[Material for this task]

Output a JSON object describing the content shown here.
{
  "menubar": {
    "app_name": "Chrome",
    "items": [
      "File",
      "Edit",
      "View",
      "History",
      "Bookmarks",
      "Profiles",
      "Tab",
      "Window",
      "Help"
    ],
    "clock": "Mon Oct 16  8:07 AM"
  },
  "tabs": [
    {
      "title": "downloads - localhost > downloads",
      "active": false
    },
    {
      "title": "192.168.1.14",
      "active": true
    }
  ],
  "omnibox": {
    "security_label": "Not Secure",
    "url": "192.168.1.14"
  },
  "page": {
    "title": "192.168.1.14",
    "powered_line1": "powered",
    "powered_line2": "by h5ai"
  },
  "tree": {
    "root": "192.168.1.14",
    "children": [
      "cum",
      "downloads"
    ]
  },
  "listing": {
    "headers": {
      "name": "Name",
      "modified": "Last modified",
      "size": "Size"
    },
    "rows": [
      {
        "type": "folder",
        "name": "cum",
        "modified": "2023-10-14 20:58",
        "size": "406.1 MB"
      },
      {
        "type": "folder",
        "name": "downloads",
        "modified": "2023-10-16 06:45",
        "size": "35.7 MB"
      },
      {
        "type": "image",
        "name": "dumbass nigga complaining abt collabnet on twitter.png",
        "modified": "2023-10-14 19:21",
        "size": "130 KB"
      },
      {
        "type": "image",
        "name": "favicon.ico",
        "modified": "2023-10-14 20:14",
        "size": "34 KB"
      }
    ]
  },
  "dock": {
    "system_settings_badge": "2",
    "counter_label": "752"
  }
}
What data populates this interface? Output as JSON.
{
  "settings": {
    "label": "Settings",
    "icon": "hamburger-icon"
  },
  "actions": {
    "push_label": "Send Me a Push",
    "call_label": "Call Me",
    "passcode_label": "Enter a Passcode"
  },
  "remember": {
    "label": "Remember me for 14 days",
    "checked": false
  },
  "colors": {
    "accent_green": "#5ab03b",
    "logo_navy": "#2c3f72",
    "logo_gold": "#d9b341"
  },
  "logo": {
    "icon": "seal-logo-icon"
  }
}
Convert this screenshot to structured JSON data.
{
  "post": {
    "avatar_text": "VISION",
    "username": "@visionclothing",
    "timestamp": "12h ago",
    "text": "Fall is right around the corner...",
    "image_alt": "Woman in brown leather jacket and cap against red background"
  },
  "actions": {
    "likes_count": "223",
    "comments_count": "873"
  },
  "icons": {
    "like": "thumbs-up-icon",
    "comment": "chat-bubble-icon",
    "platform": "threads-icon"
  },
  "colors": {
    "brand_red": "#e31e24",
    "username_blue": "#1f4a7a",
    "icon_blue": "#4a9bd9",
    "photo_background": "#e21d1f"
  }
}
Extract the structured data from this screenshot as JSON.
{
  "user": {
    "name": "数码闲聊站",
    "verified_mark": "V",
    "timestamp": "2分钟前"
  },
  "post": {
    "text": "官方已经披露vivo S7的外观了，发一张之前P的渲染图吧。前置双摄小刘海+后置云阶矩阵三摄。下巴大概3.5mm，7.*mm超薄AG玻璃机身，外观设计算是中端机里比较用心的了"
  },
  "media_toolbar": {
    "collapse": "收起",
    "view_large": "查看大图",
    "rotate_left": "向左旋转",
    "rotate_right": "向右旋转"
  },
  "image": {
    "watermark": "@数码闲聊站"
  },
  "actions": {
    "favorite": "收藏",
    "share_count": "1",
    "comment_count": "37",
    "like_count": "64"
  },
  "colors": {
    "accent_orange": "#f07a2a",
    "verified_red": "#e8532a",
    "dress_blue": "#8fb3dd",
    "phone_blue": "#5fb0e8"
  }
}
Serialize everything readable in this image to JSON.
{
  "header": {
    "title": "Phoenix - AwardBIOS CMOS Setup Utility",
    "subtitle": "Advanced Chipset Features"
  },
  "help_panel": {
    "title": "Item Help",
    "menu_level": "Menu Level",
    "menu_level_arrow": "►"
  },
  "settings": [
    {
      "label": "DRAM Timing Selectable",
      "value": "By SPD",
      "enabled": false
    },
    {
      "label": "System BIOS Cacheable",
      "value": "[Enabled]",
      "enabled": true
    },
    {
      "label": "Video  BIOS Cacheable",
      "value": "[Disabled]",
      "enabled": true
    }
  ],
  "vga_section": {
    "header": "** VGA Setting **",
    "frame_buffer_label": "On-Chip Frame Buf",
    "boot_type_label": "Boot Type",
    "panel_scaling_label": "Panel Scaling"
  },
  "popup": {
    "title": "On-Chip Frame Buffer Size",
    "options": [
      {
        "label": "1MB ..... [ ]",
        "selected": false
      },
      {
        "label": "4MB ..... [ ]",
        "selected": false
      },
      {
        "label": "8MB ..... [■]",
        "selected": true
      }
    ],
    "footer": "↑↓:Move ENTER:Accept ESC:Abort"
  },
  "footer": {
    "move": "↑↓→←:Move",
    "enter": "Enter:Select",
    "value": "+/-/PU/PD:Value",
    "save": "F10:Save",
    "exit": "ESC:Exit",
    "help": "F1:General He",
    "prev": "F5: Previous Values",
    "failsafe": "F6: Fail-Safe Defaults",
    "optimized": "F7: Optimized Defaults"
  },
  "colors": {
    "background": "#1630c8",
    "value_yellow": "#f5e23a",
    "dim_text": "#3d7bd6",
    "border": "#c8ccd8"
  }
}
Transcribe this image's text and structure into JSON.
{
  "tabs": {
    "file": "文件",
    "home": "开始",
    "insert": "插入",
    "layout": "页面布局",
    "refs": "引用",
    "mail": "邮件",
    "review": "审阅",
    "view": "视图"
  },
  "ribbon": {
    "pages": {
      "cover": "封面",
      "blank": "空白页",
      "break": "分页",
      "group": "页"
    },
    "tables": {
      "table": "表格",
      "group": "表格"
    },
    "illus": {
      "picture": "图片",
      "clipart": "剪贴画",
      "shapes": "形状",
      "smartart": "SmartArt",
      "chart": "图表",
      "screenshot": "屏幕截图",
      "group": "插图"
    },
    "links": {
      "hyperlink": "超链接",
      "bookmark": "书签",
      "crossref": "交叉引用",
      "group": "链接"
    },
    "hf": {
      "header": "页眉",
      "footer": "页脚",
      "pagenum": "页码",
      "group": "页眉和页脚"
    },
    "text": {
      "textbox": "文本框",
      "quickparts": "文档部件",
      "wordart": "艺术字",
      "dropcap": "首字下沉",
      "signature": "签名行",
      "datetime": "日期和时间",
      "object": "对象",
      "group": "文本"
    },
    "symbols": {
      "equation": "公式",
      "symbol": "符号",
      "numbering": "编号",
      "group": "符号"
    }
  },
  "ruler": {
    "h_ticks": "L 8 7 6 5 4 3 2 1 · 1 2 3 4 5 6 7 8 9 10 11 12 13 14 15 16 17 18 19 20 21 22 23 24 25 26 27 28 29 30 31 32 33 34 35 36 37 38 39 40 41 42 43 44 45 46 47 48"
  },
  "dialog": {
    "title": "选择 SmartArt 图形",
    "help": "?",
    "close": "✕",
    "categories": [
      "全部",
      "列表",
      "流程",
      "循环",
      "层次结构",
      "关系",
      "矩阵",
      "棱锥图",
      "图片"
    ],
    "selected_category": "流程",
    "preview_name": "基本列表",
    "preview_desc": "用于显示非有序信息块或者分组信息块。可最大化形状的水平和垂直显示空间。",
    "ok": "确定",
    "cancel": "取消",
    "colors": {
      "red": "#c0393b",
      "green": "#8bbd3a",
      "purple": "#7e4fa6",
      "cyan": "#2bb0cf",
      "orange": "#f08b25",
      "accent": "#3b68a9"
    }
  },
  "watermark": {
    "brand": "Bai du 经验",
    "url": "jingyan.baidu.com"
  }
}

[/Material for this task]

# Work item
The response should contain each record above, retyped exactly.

# Result below
Output a JSON object describing the content shown here.
{
  "menubar": {
    "app_name": "Chrome",
    "items": [
      "File",
      "Edit",
      "View",
      "History",
      "Bookmarks",
      "Profiles",
      "Tab",
      "Window",
      "Help"
    ],
    "clock": "Mon Oct 16  8:07 AM"
  },
  "tabs": [
    {
      "title": "downloads - localhost > downloads",
      "active": false
    },
    {
      "title": "192.168.1.14",
      "active": true
    }
  ],
  "omnibox": {
    "security_label": "Not Secure",
    "url": "192.168.1.14"
  },
  "page": {
    "title": "192.168.1.14",
    "powered_line1": "powered",
    "powered_line2": "by h5ai"
  },
  "tree": {
    "root": "192.168.1.14",
    "children": [
      "cum",
      "downloads"
    ]
  },
  "listing": {
    "headers": {
      "name": "Name",
      "modified": "Last modified",
      "size": "Size"
    },
    "rows": [
      {
        "type": "folder",
        "name": "cum",
        "modified": "2023-10-14 20:58",
        "size": "406.1 MB"
      },
      {
        "type": "folder",
        "name": "downloads",
        "modified": "2023-10-16 06:45",
        "size": "35.7 MB"
      },
      {
        "type": "image",
        "name": "dumbass nigga complaining abt collabnet on twitter.png",
        "modified": "2023-10-14 19:21",
        "size": "130 KB"
      },
      {
        "type": "image",
        "name": "favicon.ico",
        "modified": "2023-10-14 20:14",
        "size": "34 KB"
      }
    ]
  },
  "dock": {
    "system_settings_badge": "2",
    "counter_label": "752"
  }
}
What data populates this interface? Output as JSON.
{
  "settings": {
    "label": "Settings",
    "icon": "hamburger-icon"
  },
  "actions": {
    "push_label": "Send Me a Push",
    "call_label": "Call Me",
    "passcode_label": "Enter a Passcode"
  },
  "remember": {
    "label": "Remember me for 14 days",
    "checked": false
  },
  "colors": {
    "accent_green": "#5ab03b",
    "logo_navy": "#2c3f72",
    "logo_gold": "#d9b341"
  },
  "logo": {
    "icon": "seal-logo-icon"
  }
}
Convert this screenshot to structured JSON data.
{
  "post": {
    "avatar_text": "VISION",
    "username": "@visionclothing",
    "timestamp": "12h ago",
    "text": "Fall is right around the corner...",
    "image_alt": "Woman in brown leather jacket and cap against red background"
  },
  "actions": {
    "likes_count": "223",
    "comments_count": "873"
  },
  "icons": {
    "like": "thumbs-up-icon",
    "comment": "chat-bubble-icon",
    "platform": "threads-icon"
  },
  "colors": {
    "brand_red": "#e31e24",
    "username_blue": "#1f4a7a",
    "icon_blue": "#4a9bd9",
    "photo_background": "#e21d1f"
  }
}
Extract the structured data from this screenshot as JSON.
{
  "user": {
    "name": "数码闲聊站",
    "verified_mark": "V",
    "timestamp": "2分钟前"
  },
  "post": {
    "text": "官方已经披露vivo S7的外观了，发一张之前P的渲染图吧。前置双摄小刘海+后置云阶矩阵三摄。下巴大概3.5mm，7.*mm超薄AG玻璃机身，外观设计算是中端机里比较用心的了"
  },
  "media_toolbar": {
    "collapse": "收起",
    "view_large": "查看大图",
    "rotate_left": "向左旋转",
    "rotate_right": "向右旋转"
  },
  "image": {
    "watermark": "@数码闲聊站"
  },
  "actions": {
    "favorite": "收藏",
    "share_count": "1",
    "comment_count": "37",
    "like_count": "64"
  },
  "colors": {
    "accent_orange": "#f07a2a",
    "verified_red": "#e8532a",
    "dress_blue": "#8fb3dd",
    "phone_blue": "#5fb0e8"
  }
}
Serialize everything readable in this image to JSON.
{
  "header": {
    "title": "Phoenix - AwardBIOS CMOS Setup Utility",
    "subtitle": "Advanced Chipset Features"
  },
  "help_panel": {
    "title": "Item Help",
    "menu_level": "Menu Level",
    "menu_level_arrow": "►"
  },
  "settings": [
    {
      "label": "DRAM Timing Selectable",
      "value": "By SPD",
      "enabled": false
    },
    {
      "label": "System BIOS Cacheable",
      "value": "[Enabled]",
      "enabled": true
    },
    {
      "label": "Video  BIOS Cacheable",
      "value": "[Disabled]",
      "enabled": true
    }
  ],
  "vga_section": {
    "header": "** VGA Setting **",
    "frame_buffer_label": "On-Chip Frame Buf",
    "boot_type_label": "Boot Type",
    "panel_scaling_label": "Panel Scaling"
  },
  "popup": {
    "title": "On-Chip Frame Buffer Size",
    "options": [
      {
        "label": "1MB ..... [ ]",
        "selected": false
      },
      {
        "label": "4MB ..... [ ]",
        "selected": false
      },
      {
        "label": "8MB ..... [■]",
        "selected": true
      }
    ],
    "footer": "↑↓:Move ENTER:Accept ESC:Abort"
  },
  "footer": {
    "move": "↑↓→←:Move",
    "enter": "Enter:Select",
    "value": "+/-/PU/PD:Value",
    "save": "F10:Save",
    "exit": "ESC:Exit",
    "help": "F1:General He",
    "prev": "F5: Previous Values",
    "failsafe": "F6: Fail-Safe Defaults",
    "optimized": "F7: Optimized Defaults"
  },
  "colors": {
    "background": "#1630c8",
    "value_yellow": "#f5e23a",
    "dim_text": "#3d7bd6",
    "border": "#c8ccd8"
  }
}
Transcribe this image's text and structure into JSON.
{
  "tabs": {
    "file": "文件",
    "home": "开始",
    "insert": "插入",
    "layout": "页面布局",
    "refs": "引用",
    "mail": "邮件",
    "review": "审阅",
    "view": "视图"
  },
  "ribbon": {
    "pages": {
      "cover": "封面",
      "blank": "空白页",
      "break": "分页",
      "group": "页"
    },
    "tables": {
      "table": "表格",
      "group": "表格"
    },
    "illus": {
      "picture": "图片",
      "clipart": "剪贴画",
      "shapes": "形状",
      "smartart": "SmartArt",
      "chart": "图表",
      "screenshot": "屏幕截图",
      "group": "插图"
    },
    "links": {
      "hyperlink": "超链接",
      "bookmark": "书签",
      "crossref": "交叉引用",
      "group": "链接"
    },
    "hf": {
      "header": "页眉",
      "footer": "页脚",
      "pagenum": "页码",
      "group": "页眉和页脚"
    },
    "text": {
      "textbox": "文本框",
      "quickparts": "文档部件",
      "wordart": "艺术字",
      "dropcap": "首字下沉",
      "signature": "签名行",
      "datetime": "日期和时间",
      "object": "对象",
      "group": "文本"
    },
    "symbols": {
      "equation": "公式",
      "symbol": "符号",
      "numbering": "编号",
      "group": "符号"
    }
  },
  "ruler": {
    "h_ticks": "L 8 7 6 5 4 3 2 1 · 1 2 3 4 5 6 7 8 9 10 11 12 13 14 15 16 17 18 19 20 21 22 23 24 25 26 27 28 29 30 31 32 33 34 35 36 37 38 39 40 41 42 43 44 45 46 47 48"
  },
  "dialog": {
    "title": "选择 SmartArt 图形",
    "help": "?",
    "close": "✕",
    "categories": [
      "全部",
      "列表",
      "流程",
      "循环",
      "层次结构",
      "关系",
      "矩阵",
      "棱锥图",
      "图片"
    ],
    "selected_category": "流程",
    "preview_name": "基本列表",
    "preview_desc": "用于显示非有序信息块或者分组信息块。可最大化形状的水平和垂直显示空间。",
    "ok": "确定",
    "cancel": "取消",
    "colors": {
      "red": "#c0393b",
      "green": "#8bbd3a",
      "purple": "#7e4fa6",
      "cyan": "#2bb0cf",
      "orange": "#f08b25",
      "accent": "#3b68a9"
    }
  },
  "watermark": {
    "brand": "Bai du 经验",
    "url": "jingyan.baidu.com"
  }
}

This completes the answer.